Project Worker Helen Page explains, “The Rainbow Tick assures LGBTI consumers and potential staff and volunteers that an organisation has met the Rainbow Tick Standards – which means that the people caring for you are aware of and responsive to the unique and individual needs of all consumers – including LGBTI consumers”.

BCH staff proudly celebrated International Day Against Homophobia, Biphobia, Intersexism and Transphobia (IDAHOBIT) Day last week. 

BCH CEO Jan Child said the health service is committed to ensuring that the needs of all individuals cared for by Bass Coast Health are met in a respectful and appropriate manner.

“In partnership with consumers and carers, we aim to provide an environment that recognises and responds to individual needs, supports preferences, and provides services that meet our consumers’ expectations”, she said.

The International Day Against Homophobia (IDAHO) is the anniversary of the day in 1990 when the World Health Organisation removed the classification of homosexuality as a mental disorder.

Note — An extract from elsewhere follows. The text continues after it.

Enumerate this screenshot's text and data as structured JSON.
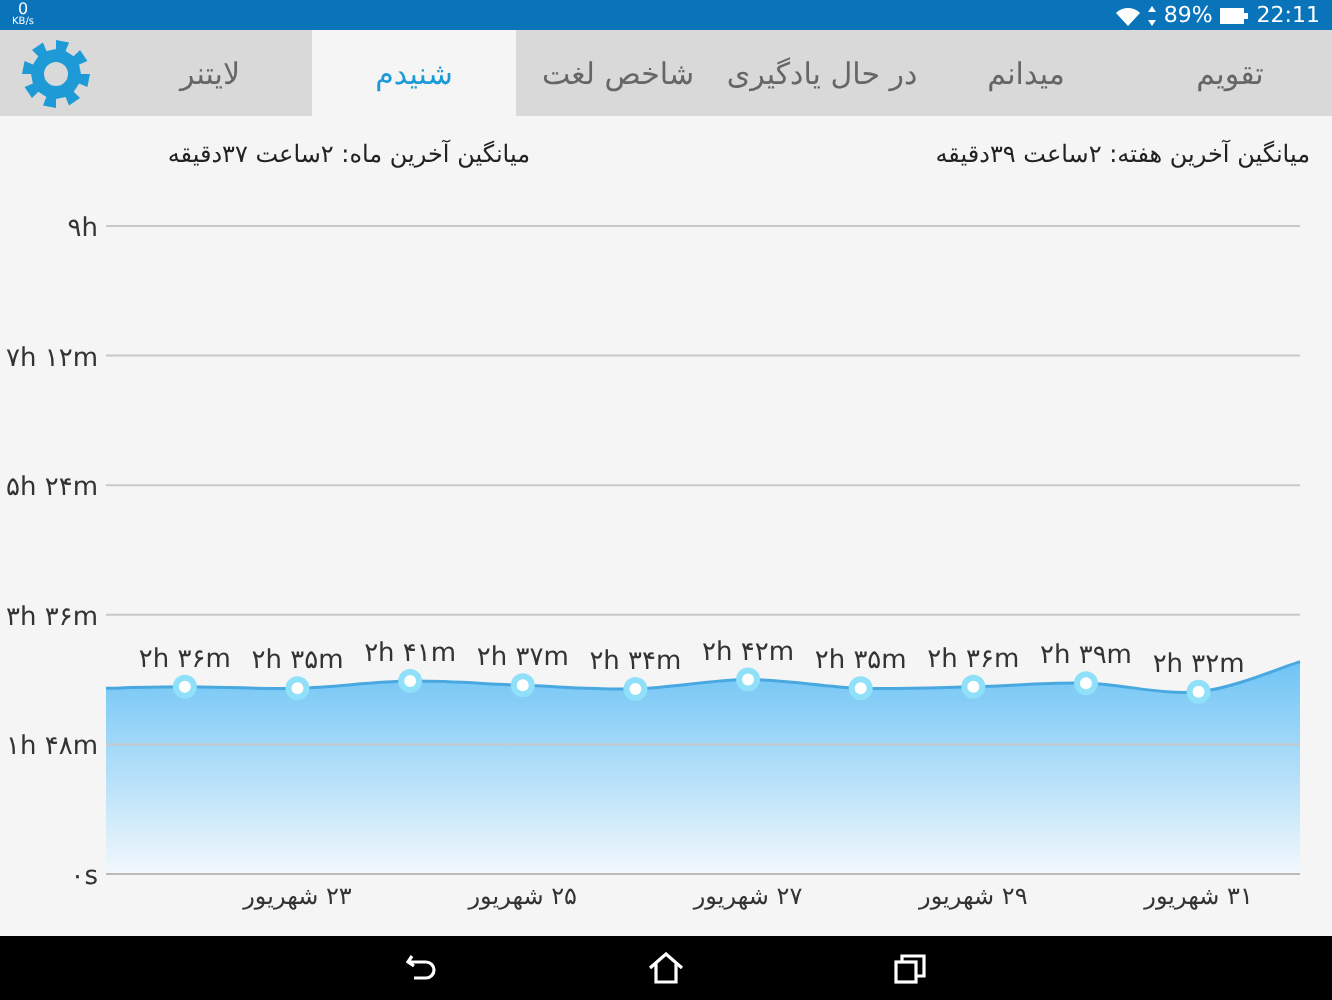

IDAHO, was established in 2004 to draw attention to the discrimination that LGBTIQ communities experience around the world. In 2009, Transphobia was added to the title, and Biphobia was then added, with the acronym IDAHOBIT now increasingly used in English-speaking countries. IDAHOBIT Day is now celebrated on May 17 in more than 180 countries, including 37 where same-sex acts are illegal. Every year the global community of sexual and gender minorities identifies one specific focus issue for the celebrations around May 17. This year’s IDAHOBIT theme was ALLIANCES for SOLIDARITY.

For more information about BCH’s Rainbow Tick project contact helen.page@basscoasthealth.org.au or call 5671 3333.